The two actors met around 2017, when Ramos performed a reading of something Fishback had written. They started piecing together their six degrees of separation, with Ramos having grown up in Bushwick and Fishback in East New York, and all the times they (asterisk)could(asterisk) have met.
But even after a major blockbuster that took them from Montreal to Machu Picchu, they’re still learning things about one another. Both, they realized during the interview, had been rejected by LaGuardia, the famed New York performing arts school.
“High five,” Fishback said. “Team reject, baby!”
Ramos grew up watching Transformers on Saturday mornings. One of his first toys was even the Stingray Transformer, one of the characters from the Beast Wars storyline that the new movie draws on, which made him feel like a kid again.

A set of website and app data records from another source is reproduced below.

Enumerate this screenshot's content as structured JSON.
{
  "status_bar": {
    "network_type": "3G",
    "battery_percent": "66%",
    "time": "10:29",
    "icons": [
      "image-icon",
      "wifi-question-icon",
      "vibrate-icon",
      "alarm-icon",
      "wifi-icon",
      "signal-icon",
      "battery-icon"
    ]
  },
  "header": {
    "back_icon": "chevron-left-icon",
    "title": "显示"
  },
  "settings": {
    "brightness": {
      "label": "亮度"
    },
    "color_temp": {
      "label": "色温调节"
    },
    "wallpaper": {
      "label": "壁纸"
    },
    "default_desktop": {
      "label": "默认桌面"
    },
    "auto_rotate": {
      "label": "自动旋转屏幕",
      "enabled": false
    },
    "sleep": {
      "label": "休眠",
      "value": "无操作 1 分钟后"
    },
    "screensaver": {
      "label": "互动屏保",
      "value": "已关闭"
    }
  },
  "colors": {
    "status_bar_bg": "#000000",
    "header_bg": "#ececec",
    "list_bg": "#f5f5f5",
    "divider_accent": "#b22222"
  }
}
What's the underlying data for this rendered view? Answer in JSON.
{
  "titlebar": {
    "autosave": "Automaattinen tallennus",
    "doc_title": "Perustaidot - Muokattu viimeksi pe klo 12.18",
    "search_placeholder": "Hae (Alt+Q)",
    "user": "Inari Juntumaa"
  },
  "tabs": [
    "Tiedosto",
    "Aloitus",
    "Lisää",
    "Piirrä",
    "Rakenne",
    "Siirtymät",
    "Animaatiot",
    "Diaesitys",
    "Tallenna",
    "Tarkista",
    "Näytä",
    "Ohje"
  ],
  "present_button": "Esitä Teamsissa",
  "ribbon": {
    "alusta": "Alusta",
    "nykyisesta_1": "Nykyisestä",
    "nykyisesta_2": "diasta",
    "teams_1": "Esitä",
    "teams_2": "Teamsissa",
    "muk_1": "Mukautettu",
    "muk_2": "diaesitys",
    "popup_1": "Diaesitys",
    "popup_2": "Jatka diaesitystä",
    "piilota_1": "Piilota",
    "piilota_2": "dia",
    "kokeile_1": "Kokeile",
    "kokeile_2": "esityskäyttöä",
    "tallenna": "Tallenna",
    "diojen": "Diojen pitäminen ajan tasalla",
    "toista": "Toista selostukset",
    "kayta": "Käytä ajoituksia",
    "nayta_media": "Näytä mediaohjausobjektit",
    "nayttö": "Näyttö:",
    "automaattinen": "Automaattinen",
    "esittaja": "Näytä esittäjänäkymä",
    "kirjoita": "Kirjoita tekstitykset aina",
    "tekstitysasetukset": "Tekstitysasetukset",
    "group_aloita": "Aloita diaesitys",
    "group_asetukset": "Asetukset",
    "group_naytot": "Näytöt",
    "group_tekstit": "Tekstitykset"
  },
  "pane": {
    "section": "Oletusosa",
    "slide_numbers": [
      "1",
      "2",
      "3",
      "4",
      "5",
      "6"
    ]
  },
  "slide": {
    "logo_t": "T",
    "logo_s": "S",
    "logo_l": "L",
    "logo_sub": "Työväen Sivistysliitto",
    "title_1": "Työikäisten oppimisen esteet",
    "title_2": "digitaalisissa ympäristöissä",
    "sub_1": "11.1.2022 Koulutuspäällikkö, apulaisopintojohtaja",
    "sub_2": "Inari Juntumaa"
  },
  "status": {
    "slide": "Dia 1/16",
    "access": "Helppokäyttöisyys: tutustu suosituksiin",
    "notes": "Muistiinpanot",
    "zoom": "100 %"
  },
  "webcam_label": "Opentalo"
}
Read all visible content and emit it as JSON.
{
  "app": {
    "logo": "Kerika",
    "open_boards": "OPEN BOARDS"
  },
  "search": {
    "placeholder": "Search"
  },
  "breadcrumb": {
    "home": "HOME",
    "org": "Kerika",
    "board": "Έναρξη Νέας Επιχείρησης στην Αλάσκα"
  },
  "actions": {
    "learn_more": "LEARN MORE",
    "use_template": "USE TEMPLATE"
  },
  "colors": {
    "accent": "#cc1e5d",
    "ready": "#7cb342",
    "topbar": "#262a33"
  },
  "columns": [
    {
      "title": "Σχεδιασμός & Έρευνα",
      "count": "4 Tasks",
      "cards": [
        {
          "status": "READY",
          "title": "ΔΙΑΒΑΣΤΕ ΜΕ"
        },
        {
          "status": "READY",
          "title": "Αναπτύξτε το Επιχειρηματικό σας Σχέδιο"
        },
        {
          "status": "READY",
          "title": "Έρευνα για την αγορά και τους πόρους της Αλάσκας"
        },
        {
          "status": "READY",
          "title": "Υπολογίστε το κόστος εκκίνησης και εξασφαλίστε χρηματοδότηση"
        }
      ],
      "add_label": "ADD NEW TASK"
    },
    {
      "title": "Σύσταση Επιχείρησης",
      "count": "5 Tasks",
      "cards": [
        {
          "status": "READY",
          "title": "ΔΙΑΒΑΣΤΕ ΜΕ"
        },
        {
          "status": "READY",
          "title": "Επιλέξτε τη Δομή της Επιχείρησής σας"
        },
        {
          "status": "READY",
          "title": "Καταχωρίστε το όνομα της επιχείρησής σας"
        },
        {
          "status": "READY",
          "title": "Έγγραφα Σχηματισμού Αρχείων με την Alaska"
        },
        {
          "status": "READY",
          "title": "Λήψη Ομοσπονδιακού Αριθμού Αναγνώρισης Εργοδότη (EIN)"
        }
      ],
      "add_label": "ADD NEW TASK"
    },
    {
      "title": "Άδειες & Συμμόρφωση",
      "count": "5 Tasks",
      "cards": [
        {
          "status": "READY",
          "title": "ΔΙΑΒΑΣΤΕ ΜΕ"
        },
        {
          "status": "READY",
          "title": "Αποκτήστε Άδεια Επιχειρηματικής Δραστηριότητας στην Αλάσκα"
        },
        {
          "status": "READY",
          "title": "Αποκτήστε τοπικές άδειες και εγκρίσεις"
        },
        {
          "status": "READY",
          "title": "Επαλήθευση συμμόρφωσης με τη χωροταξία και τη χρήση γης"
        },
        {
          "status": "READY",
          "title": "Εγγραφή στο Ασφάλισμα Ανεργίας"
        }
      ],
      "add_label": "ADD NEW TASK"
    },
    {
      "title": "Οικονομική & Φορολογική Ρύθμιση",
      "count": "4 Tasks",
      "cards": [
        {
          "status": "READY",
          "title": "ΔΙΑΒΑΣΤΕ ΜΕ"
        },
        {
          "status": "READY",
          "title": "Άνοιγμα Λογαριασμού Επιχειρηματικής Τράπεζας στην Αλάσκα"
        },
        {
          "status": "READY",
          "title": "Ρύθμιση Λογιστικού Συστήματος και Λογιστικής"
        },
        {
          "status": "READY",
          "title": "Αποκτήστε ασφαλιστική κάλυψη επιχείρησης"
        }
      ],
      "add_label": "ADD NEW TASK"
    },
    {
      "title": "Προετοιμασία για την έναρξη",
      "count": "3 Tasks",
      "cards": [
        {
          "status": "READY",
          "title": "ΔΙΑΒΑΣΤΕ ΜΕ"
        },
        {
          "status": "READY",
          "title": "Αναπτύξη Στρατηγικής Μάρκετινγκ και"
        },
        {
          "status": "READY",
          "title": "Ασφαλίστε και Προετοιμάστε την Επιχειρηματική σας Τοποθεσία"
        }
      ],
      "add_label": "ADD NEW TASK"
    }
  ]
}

“I would wait every weekend for the newest episode to drop," Ramos said earlier on stage. "Being a part of Transformers universe is beyond my wildest dreams. My 13-year-old self would be like, ‘Yo, that’s fire.’”
Fishback came in a little reticent, knowing that sometimes character can get lost in big, GCI-driven spectacles.
“Sometimes they’re toying with the idea of adding a person of color, but you don’t really know if they’re going to go into who the person actually is,” Fishback said. “Steven affirmed that that was not the case. He wanted it to be authentically Brooklyn, he wanted Elena to have autonomy over her body, her mind and the things that she wanted to achieve in life, and that we would know that she had things that she wanted to achieve. And that was important.”
One of the highlights of the shoot was filming in Peru, at Machu Picchu. They used local kids as extras, had a Shaman come to bless the production and had oxygen tanks at the ready for anyone having trouble acclimating to the elevation.
And they’re excited about the possibility for more films, but that all depends on the audience.
“Steven’s already working on the next one,” Ramos said. “But it all comes down to whether people go see it. It seems like people are really excited by the trailer. So hopefully they take that excitement and get some tickets to go see it in a movie theater. Tell your friends, take your family. This is a movie you can see multiple times.”